The new year has begun, and time is already ticking. People put pen to paper as they list resolutions they want to accomplish before the year’s end. I too, am one of these people, creating a laundry list of goals, but I can’t help but feel a strong sense of deja vu. Everything’s the same: the urgent optimism, the lengthy lists and, worst of all, the resolutions. Realizing this, I had to ask: how many resolutions did I accomplish last year?
For me, the answer misses the goal. Usually, New Year’s Eve rolls in, and I’m on a holiday high. I can’t help but be starry-eyed and consider the opportunities riddling the next 365 days. Promise upon promise is made: become more fit, catch up on my reading and make more money, all by the end of the year. Eventually, these promises degrade into problems: daily jog routines run into a wall, Facebook keeps my face out of books and I’m a college student, so no money there. Months march on, and nothing gets done. Frankly, I soon consider the year a fail.
Why do some of my – and perhaps yours as well – resolutions fall by the wayside once the year starts rolling?
How we treat our resolutions breeds their irresolution. We’ve trapped ourselves into thinking that everything we do falls along a strict timeline: to accomplish goal A is to do X, Y and Z by times one, two and three, exclusively. This idea isn’t wholly bad; when you have an assignment due soon, a strict timeline is needed. The same applies to anything physical that has to be done by a certain time. Changing intangible things, however, cannot be restricted to a timeline. People often resolve to be healthier or smarter with decisions – tasks linked to improving self-image. Self-image isn’t an assignment that can be started and completed. It’s something developed and altered throughout our lives.
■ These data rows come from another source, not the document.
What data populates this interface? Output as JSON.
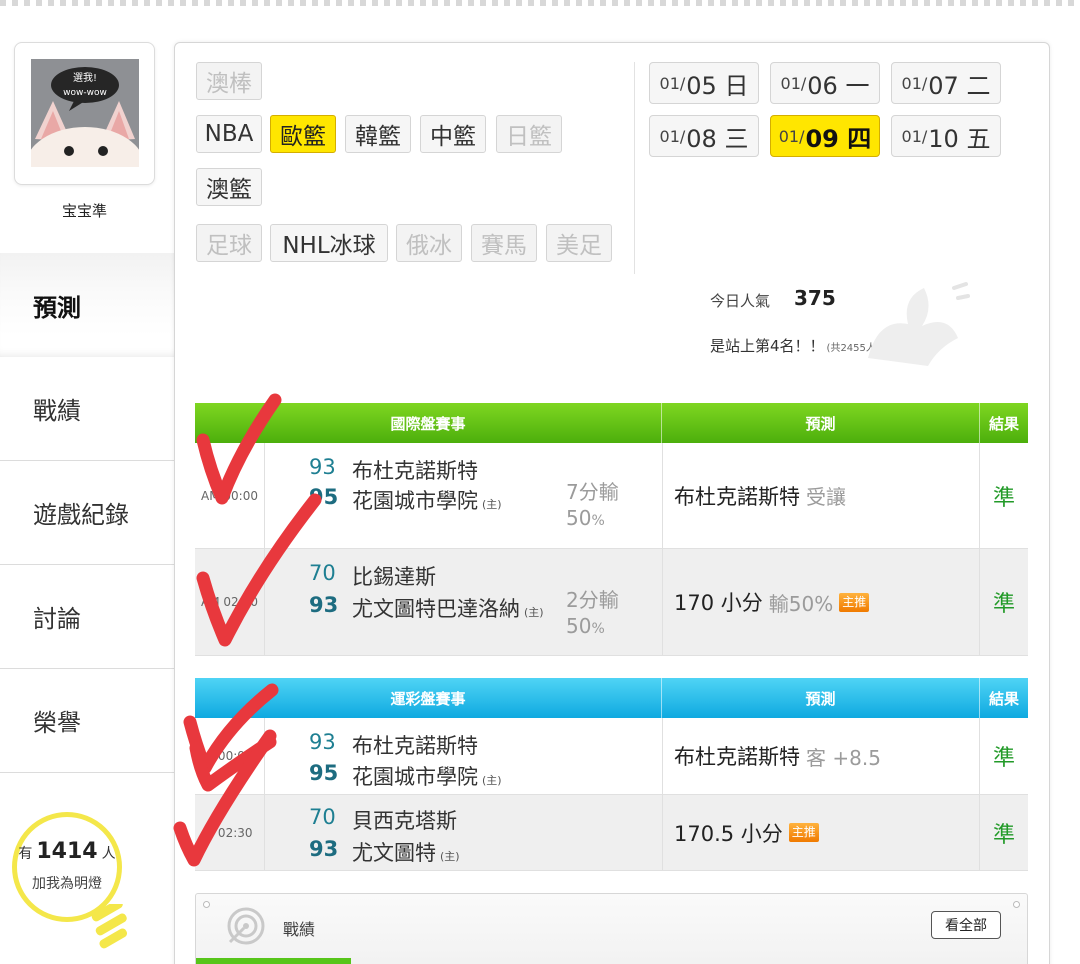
{
  "profile": {
    "name": "宝宝準",
    "avatar_text_line1": "選我!",
    "avatar_text_line2": "wow-wow"
  },
  "nav": [
    "預測",
    "戰績",
    "遊戲紀錄",
    "討論",
    "榮譽"
  ],
  "fans": {
    "prefix": "有",
    "count": "1414",
    "suffix": "人",
    "caption": "加我為明燈"
  },
  "sports": {
    "row1": [
      {
        "label": "澳棒",
        "state": "disabled"
      }
    ],
    "row2": [
      {
        "label": "NBA",
        "state": "normal"
      },
      {
        "label": "歐籃",
        "state": "active"
      },
      {
        "label": "韓籃",
        "state": "normal"
      },
      {
        "label": "中籃",
        "state": "normal"
      },
      {
        "label": "日籃",
        "state": "disabled"
      }
    ],
    "row3": [
      {
        "label": "澳籃",
        "state": "normal"
      }
    ],
    "row4": [
      {
        "label": "足球",
        "state": "disabled"
      },
      {
        "label": "NHL冰球",
        "state": "normal"
      },
      {
        "label": "俄冰",
        "state": "disabled"
      },
      {
        "label": "賽馬",
        "state": "disabled"
      },
      {
        "label": "美足",
        "state": "disabled"
      }
    ]
  },
  "dates": [
    {
      "m": "01/",
      "d": "05 日",
      "active": false
    },
    {
      "m": "01/",
      "d": "06 一",
      "active": false
    },
    {
      "m": "01/",
      "d": "07 二",
      "active": false
    },
    {
      "m": "01/",
      "d": "08 三",
      "active": false
    },
    {
      "m": "01/",
      "d": "09 四",
      "active": true
    },
    {
      "m": "01/",
      "d": "10 五",
      "active": false
    }
  ],
  "popularity": {
    "label": "今日人氣",
    "value": "375",
    "rank_text": "是站上第4名！！",
    "rank_total": "(共2455人)"
  },
  "intl": {
    "headers": [
      "國際盤賽事",
      "預測",
      "結果"
    ],
    "rows": [
      {
        "time": "AM 00:00",
        "s1": "93",
        "t1": "布杜克諾斯特",
        "s2": "95",
        "t2": "花園城市學院",
        "home": "(主)",
        "spread1": "7分輸",
        "spread2": "50",
        "pct": "%",
        "pred": "布杜克諾斯特",
        "pred_sub": "受讓",
        "badge": "",
        "result": "準"
      },
      {
        "time": "AM 02:30",
        "s1": "70",
        "t1": "比錫達斯",
        "s2": "93",
        "t2": "尤文圖特巴達洛納",
        "home": "(主)",
        "spread1": "2分輸",
        "spread2": "50",
        "pct": "%",
        "pred": "170 小分",
        "pred_sub": "輸50%",
        "badge": "主推",
        "result": "準"
      }
    ]
  },
  "lottery": {
    "headers": [
      "運彩盤賽事",
      "預測",
      "結果"
    ],
    "rows": [
      {
        "time": "3 00:00",
        "s1": "93",
        "t1": "布杜克諾斯特",
        "s2": "95",
        "t2": "花園城市學院",
        "home": "(主)",
        "pred": "布杜克諾斯特",
        "pred_sub": "客 +8.5",
        "badge": "",
        "result": "準"
      },
      {
        "time": "1 02:30",
        "s1": "70",
        "t1": "貝西克塔斯",
        "s2": "93",
        "t2": "尤文圖特",
        "home": "(主)",
        "pred": "170.5 小分",
        "pred_sub": "",
        "badge": "主推",
        "result": "準"
      }
    ]
  },
  "record": {
    "title": "戰績",
    "view_all": "看全部"
  },
  "colors": {
    "accent_yellow": "#ffe600",
    "header_green": "#4caf0c",
    "header_blue": "#0fa9e0",
    "check_red": "#e8383d",
    "result_green": "#229a28"
  }
}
Confining this process to 365 days is like taking the stress of a lifetime and stuffing it into a year. We simply can’t handle that. If you thought finals week was bad, try a “finals” year.
Resolutions, then, need to be prolonged goals, rather than items on a timely list. Change can happen at any time. Didn’t reach your goal from a year ago? Not a problem. Keep working at it. The time between who you are now and who you wish to be is limitless.
Sherman Hewitt is an undeclared freshman.